Not exactly. I circled back, and peered through a fence from the safe haven of a sidewalk. Sure enough, tucked alongside other engineering mules and scrapped vehicles was a design mockup for a first-gen CTS wagon.
The 00-00-00 license plate, coupled with a number of faux trim elements peeling from parts of the car, indicated this spent most of its life within GM’s design studio, and likely never moved under its own power. But the thing was still captivating — not only was it evidence Caddy had considered a CTS wagon before, but a high-riding, butched-up wagon designed to appeal to SUV-loving buyers.
The end result looks a little like an American knock-off of Audi’s not-so-successful A6 Allroad Quattro. In addition to the tall stance and large wheels, designers were apparently also working on adding anodized front and rear skid plates, grey cladding along the rockers, and matching grey bumpers out back.
This all suggests Cadillac was considering adding all-wheel-drive to the CTS line way-back when. That was certainly plausible, considering two other variants of the Sigma platform were capable of delivering power to the front wheels, but it would have been new for the CTS itself. Although the second-generation was (and is) sold in AWD form, the initial model never was.
What I’d like to know is exactly when this idea came about. I can’t help but think this steps closely on the toes of the original SRX, which not only shared its Sigma platform with the CTS, but always felt a little more wagon-like than many of its competitors. I wouldn’t be surprised if this concept was nixed after Audi canned the Allroad in the states, opting instead for conventional SUVs and crossovers instead.

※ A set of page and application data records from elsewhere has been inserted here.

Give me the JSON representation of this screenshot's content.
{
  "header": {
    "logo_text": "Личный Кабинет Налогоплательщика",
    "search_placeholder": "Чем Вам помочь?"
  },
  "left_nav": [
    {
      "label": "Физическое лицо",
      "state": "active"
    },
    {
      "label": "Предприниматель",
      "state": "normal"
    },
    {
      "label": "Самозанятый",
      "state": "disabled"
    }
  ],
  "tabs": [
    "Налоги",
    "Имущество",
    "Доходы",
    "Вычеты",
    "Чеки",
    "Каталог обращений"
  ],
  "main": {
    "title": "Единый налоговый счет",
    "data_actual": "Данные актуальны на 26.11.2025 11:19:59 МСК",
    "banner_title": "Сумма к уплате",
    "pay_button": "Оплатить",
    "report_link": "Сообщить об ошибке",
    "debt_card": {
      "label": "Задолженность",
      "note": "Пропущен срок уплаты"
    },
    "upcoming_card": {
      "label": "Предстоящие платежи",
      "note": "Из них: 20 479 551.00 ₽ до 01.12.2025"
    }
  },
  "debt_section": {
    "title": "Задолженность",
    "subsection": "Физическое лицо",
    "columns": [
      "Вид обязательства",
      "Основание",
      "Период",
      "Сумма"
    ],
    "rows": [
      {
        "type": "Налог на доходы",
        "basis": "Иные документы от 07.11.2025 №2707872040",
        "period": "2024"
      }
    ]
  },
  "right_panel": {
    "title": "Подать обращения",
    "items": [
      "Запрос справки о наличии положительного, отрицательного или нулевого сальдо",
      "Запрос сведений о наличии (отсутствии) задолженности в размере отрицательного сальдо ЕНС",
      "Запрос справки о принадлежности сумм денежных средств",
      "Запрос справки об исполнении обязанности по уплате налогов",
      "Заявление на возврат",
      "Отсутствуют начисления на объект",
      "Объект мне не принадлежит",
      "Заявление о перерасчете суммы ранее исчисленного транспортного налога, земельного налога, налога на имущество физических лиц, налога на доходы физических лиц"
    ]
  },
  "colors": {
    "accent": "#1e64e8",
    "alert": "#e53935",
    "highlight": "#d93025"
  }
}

That’s a mystery I may never solve. Few at GM seem to remember the project, or those who do remain silent, apparently in the hope they’ll someday forget. Regardless, the mockup itself is history (literally; it was demolished a week after I shot these photos), but thankfully the idea of a CTS wagon wasn’t so easily dismissed.